§ **INSTRUCTIONS FOR THE TASK**
Some lines in the material below hold the word "talk". Copy all of them.

§ **PROVIDED INFORMATION**

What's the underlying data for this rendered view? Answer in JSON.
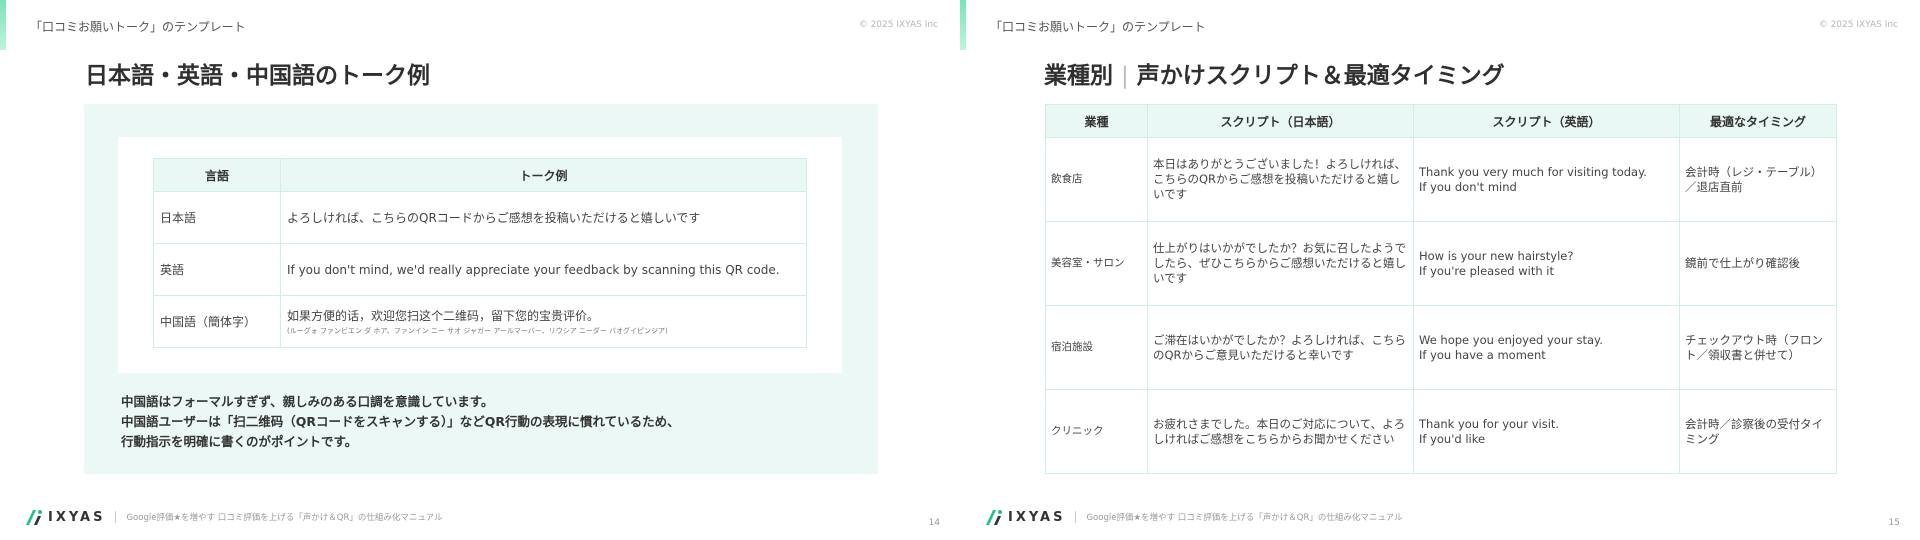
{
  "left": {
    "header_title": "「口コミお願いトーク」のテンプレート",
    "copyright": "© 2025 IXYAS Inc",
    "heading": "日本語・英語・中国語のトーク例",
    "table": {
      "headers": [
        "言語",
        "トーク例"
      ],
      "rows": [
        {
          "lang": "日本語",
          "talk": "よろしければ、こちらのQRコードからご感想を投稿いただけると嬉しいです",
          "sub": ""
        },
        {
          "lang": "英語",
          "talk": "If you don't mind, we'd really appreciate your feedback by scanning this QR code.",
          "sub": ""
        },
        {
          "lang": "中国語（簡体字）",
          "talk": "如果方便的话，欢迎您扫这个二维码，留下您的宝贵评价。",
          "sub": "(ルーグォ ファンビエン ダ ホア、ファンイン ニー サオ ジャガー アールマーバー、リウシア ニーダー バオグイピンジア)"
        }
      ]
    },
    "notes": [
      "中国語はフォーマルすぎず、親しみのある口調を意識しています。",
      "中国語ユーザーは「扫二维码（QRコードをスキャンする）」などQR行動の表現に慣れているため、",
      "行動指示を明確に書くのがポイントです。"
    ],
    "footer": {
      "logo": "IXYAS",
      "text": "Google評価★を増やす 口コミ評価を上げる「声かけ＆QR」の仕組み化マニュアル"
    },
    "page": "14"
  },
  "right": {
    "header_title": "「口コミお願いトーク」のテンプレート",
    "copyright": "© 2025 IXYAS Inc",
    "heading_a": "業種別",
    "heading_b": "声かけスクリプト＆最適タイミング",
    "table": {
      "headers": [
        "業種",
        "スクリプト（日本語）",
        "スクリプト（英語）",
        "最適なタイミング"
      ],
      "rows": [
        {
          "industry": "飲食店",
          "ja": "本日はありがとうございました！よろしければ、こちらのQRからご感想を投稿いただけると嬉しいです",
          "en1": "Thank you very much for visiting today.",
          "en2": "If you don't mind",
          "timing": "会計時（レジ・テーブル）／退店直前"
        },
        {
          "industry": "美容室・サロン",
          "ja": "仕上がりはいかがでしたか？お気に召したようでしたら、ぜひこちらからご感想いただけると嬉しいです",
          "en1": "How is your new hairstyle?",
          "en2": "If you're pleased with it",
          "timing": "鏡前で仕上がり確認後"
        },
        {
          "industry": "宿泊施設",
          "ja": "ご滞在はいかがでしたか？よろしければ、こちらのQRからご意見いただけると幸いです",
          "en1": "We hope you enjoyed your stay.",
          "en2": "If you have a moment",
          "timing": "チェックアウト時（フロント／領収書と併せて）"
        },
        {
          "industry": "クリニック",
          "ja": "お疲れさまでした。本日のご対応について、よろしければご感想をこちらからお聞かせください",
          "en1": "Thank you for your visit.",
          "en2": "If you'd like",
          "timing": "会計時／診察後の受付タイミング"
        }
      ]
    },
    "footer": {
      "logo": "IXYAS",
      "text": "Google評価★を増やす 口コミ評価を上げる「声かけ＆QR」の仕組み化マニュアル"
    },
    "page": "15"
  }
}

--

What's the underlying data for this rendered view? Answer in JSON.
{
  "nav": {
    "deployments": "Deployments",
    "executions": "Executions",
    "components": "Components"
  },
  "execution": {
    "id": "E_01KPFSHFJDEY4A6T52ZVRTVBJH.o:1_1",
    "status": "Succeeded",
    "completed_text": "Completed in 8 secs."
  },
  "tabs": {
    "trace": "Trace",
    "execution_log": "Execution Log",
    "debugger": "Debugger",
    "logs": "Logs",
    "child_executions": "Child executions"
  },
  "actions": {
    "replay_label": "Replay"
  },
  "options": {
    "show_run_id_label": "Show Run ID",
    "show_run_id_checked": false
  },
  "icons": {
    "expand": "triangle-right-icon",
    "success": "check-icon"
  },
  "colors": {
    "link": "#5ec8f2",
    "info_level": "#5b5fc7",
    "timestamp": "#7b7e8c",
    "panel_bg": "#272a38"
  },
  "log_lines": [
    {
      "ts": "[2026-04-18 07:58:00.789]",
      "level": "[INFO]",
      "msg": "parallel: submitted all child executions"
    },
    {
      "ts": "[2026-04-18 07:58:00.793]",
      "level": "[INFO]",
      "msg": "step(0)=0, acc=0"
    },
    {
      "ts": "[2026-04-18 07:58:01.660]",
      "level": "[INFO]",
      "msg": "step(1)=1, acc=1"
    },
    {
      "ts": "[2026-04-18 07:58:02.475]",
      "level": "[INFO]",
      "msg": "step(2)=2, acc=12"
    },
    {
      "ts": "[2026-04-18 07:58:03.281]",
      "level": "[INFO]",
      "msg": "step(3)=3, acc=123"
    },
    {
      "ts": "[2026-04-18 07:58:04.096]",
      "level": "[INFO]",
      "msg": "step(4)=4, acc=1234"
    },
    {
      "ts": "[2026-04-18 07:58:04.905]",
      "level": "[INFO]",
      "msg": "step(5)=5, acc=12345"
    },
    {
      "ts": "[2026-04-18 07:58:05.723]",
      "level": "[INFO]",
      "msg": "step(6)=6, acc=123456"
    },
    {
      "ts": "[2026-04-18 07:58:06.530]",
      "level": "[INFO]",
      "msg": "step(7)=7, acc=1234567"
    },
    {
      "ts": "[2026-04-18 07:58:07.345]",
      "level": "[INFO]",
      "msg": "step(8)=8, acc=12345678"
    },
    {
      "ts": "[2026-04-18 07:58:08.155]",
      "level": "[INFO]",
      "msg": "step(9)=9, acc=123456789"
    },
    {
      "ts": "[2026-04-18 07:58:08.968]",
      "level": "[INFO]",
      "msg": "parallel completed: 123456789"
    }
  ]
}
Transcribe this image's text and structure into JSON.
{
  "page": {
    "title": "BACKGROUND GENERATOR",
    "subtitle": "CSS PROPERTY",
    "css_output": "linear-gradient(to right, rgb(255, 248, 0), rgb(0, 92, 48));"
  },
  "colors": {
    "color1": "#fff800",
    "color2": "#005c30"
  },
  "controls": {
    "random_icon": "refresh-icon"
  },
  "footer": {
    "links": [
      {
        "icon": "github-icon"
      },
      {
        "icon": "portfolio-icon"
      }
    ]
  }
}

§ **EXERCISE SOLUTION**
          "talk": "よろしければ、こちらのQRコードからご感想を投稿いただけると嬉しいです",
          "talk": "If you don't mind, we'd really appreciate your feedback by scanning this QR code.",
          "talk": "如果方便的话，欢迎您扫这个二维码，留下您的宝贵评价。",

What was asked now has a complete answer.